(EXERCISE DATA)

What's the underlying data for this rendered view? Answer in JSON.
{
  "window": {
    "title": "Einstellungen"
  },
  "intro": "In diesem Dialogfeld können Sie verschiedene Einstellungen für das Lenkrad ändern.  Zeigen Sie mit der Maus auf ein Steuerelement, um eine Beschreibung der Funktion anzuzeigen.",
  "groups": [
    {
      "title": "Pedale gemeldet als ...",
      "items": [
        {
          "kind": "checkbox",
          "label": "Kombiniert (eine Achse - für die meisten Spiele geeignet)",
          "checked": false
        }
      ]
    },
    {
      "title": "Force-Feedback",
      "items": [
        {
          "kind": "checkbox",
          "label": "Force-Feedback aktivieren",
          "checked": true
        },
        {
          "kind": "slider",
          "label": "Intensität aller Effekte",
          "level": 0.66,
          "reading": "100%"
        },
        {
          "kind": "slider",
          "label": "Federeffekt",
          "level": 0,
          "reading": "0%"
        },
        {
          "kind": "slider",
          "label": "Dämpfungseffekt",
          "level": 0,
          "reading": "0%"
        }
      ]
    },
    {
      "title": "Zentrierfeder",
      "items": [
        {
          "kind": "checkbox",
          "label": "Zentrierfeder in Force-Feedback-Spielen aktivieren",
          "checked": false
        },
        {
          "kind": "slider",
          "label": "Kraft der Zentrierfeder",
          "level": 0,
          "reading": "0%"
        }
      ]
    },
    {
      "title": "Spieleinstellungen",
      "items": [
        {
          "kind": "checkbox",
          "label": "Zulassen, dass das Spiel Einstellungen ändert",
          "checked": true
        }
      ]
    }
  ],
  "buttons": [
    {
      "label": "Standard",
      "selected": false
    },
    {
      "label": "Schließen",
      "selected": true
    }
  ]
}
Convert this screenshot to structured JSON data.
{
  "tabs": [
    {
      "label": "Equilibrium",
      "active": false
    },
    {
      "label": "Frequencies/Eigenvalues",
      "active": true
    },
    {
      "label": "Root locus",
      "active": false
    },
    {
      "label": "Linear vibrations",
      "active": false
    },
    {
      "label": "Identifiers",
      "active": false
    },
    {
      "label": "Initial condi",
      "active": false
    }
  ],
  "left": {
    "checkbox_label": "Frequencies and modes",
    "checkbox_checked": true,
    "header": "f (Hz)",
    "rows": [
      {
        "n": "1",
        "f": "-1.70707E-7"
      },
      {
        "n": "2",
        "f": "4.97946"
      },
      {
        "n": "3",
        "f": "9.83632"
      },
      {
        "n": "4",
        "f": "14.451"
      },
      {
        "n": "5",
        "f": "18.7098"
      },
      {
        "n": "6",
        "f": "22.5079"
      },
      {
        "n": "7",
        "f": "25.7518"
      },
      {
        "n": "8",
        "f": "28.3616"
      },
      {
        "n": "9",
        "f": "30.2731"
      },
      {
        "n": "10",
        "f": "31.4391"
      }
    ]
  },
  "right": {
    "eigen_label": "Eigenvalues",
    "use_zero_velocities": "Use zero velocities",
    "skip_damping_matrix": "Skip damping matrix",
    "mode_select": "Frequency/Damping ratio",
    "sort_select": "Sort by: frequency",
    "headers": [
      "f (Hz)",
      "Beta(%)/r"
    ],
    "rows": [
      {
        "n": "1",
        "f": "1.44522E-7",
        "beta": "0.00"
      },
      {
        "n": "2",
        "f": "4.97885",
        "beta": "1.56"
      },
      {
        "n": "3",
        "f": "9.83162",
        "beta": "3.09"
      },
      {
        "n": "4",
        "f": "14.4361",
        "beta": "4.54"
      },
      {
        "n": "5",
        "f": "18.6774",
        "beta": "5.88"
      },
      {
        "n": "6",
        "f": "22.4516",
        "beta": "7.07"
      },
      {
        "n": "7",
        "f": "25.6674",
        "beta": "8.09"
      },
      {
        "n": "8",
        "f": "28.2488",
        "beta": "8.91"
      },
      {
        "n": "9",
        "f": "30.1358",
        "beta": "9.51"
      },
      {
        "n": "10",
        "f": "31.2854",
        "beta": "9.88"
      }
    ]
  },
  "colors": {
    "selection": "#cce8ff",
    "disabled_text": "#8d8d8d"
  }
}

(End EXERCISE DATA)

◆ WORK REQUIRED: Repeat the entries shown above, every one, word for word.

◆ ANSWER SECTION:
What's the underlying data for this rendered view? Answer in JSON.
{
  "window": {
    "title": "Einstellungen"
  },
  "intro": "In diesem Dialogfeld können Sie verschiedene Einstellungen für das Lenkrad ändern.  Zeigen Sie mit der Maus auf ein Steuerelement, um eine Beschreibung der Funktion anzuzeigen.",
  "groups": [
    {
      "title": "Pedale gemeldet als ...",
      "items": [
        {
          "kind": "checkbox",
          "label": "Kombiniert (eine Achse - für die meisten Spiele geeignet)",
          "checked": false
        }
      ]
    },
    {
      "title": "Force-Feedback",
      "items": [
        {
          "kind": "checkbox",
          "label": "Force-Feedback aktivieren",
          "checked": true
        },
        {
          "kind": "slider",
          "label": "Intensität aller Effekte",
          "level": 0.66,
          "reading": "100%"
        },
        {
          "kind": "slider",
          "label": "Federeffekt",
          "level": 0,
          "reading": "0%"
        },
        {
          "kind": "slider",
          "label": "Dämpfungseffekt",
          "level": 0,
          "reading": "0%"
        }
      ]
    },
    {
      "title": "Zentrierfeder",
      "items": [
        {
          "kind": "checkbox",
          "label": "Zentrierfeder in Force-Feedback-Spielen aktivieren",
          "checked": false
        },
        {
          "kind": "slider",
          "label": "Kraft der Zentrierfeder",
          "level": 0,
          "reading": "0%"
        }
      ]
    },
    {
      "title": "Spieleinstellungen",
      "items": [
        {
          "kind": "checkbox",
          "label": "Zulassen, dass das Spiel Einstellungen ändert",
          "checked": true
        }
      ]
    }
  ],
  "buttons": [
    {
      "label": "Standard",
      "selected": false
    },
    {
      "label": "Schließen",
      "selected": true
    }
  ]
}
Convert this screenshot to structured JSON data.
{
  "tabs": [
    {
      "label": "Equilibrium",
      "active": false
    },
    {
      "label": "Frequencies/Eigenvalues",
      "active": true
    },
    {
      "label": "Root locus",
      "active": false
    },
    {
      "label": "Linear vibrations",
      "active": false
    },
    {
      "label": "Identifiers",
      "active": false
    },
    {
      "label": "Initial condi",
      "active": false
    }
  ],
  "left": {
    "checkbox_label": "Frequencies and modes",
    "checkbox_checked": true,
    "header": "f (Hz)",
    "rows": [
      {
        "n": "1",
        "f": "-1.70707E-7"
      },
      {
        "n": "2",
        "f": "4.97946"
      },
      {
        "n": "3",
        "f": "9.83632"
      },
      {
        "n": "4",
        "f": "14.451"
      },
      {
        "n": "5",
        "f": "18.7098"
      },
      {
        "n": "6",
        "f": "22.5079"
      },
      {
        "n": "7",
        "f": "25.7518"
      },
      {
        "n": "8",
        "f": "28.3616"
      },
      {
        "n": "9",
        "f": "30.2731"
      },
      {
        "n": "10",
        "f": "31.4391"
      }
    ]
  },
  "right": {
    "eigen_label": "Eigenvalues",
    "use_zero_velocities": "Use zero velocities",
    "skip_damping_matrix": "Skip damping matrix",
    "mode_select": "Frequency/Damping ratio",
    "sort_select": "Sort by: frequency",
    "headers": [
      "f (Hz)",
      "Beta(%)/r"
    ],
    "rows": [
      {
        "n": "1",
        "f": "1.44522E-7",
        "beta": "0.00"
      },
      {
        "n": "2",
        "f": "4.97885",
        "beta": "1.56"
      },
      {
        "n": "3",
        "f": "9.83162",
        "beta": "3.09"
      },
      {
        "n": "4",
        "f": "14.4361",
        "beta": "4.54"
      },
      {
        "n": "5",
        "f": "18.6774",
        "beta": "5.88"
      },
      {
        "n": "6",
        "f": "22.4516",
        "beta": "7.07"
      },
      {
        "n": "7",
        "f": "25.6674",
        "beta": "8.09"
      },
      {
        "n": "8",
        "f": "28.2488",
        "beta": "8.91"
      },
      {
        "n": "9",
        "f": "30.1358",
        "beta": "9.51"
      },
      {
        "n": "10",
        "f": "31.2854",
        "beta": "9.88"
      }
    ]
  },
  "colors": {
    "selection": "#cce8ff",
    "disabled_text": "#8d8d8d"
  }
}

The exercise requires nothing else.